### Instructions to follow
Write only the number of lines below in which "Skycoach" occurs.

### Material shown
┏━━

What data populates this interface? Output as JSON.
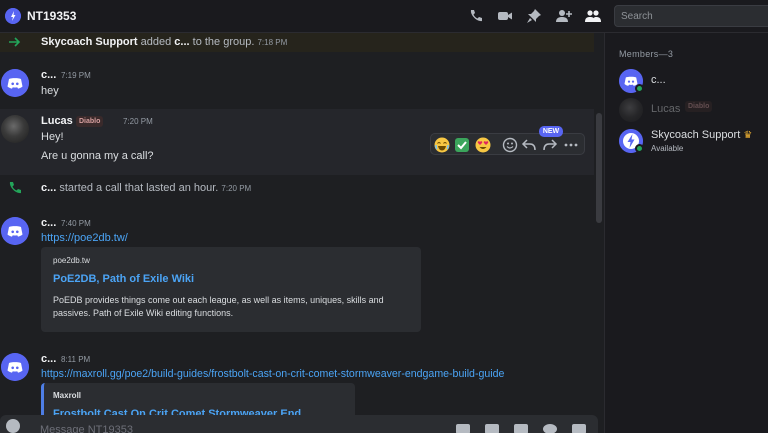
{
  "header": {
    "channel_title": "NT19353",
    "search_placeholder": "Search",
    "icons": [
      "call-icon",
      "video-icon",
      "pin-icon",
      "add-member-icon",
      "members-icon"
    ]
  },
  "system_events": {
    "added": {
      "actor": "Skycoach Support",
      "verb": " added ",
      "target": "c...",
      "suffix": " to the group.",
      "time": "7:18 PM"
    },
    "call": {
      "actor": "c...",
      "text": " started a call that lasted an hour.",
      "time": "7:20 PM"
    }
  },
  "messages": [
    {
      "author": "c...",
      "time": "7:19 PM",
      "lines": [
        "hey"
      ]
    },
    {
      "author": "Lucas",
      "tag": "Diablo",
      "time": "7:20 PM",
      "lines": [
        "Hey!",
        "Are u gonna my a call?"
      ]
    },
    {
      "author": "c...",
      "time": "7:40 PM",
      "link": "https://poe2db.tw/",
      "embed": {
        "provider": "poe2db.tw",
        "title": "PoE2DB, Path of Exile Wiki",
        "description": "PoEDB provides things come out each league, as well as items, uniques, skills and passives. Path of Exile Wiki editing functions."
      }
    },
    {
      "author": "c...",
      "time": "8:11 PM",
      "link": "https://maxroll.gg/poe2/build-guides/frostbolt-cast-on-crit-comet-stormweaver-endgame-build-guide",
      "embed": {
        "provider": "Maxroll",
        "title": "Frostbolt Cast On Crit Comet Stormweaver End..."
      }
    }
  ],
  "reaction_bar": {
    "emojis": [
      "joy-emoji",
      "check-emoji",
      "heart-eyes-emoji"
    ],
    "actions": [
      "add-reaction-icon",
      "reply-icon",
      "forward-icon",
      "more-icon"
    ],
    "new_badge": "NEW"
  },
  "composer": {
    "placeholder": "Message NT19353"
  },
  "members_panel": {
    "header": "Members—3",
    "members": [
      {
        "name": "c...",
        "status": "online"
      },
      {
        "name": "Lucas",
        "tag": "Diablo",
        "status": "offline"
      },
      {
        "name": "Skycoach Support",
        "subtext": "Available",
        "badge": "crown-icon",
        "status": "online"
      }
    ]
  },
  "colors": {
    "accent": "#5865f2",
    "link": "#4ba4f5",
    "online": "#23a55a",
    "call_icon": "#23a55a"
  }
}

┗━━
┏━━

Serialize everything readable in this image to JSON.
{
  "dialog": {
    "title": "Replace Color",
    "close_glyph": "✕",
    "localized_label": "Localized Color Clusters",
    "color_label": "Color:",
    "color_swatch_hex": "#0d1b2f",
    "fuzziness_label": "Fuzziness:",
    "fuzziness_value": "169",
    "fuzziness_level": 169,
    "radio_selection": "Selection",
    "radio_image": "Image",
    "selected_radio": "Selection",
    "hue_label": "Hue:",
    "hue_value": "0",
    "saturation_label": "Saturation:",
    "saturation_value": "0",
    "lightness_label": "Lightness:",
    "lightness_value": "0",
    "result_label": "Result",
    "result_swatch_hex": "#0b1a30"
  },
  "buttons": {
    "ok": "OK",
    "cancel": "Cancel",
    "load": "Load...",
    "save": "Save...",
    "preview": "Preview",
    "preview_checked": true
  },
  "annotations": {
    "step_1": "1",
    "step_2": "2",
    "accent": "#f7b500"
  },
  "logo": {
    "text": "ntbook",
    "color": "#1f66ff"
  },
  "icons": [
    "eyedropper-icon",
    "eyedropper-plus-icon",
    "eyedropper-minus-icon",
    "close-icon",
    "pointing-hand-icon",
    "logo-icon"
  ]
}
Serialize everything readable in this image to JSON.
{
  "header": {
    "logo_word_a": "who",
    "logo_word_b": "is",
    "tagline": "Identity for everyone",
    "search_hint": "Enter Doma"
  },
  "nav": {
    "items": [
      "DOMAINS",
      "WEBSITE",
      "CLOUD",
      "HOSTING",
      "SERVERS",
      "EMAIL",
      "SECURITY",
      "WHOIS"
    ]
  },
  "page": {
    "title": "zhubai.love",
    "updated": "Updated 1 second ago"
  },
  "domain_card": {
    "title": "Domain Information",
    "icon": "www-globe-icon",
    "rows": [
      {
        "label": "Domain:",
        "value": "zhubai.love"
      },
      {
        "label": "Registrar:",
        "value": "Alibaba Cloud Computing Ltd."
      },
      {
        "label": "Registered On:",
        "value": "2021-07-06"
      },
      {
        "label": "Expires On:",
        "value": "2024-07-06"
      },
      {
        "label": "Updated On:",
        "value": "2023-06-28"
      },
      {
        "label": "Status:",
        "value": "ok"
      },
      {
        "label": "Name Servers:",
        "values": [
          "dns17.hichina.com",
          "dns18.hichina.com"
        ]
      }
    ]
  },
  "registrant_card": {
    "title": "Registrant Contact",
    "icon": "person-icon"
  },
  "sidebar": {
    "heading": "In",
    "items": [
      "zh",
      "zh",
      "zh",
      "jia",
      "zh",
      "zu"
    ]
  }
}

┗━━

### Problem solution
2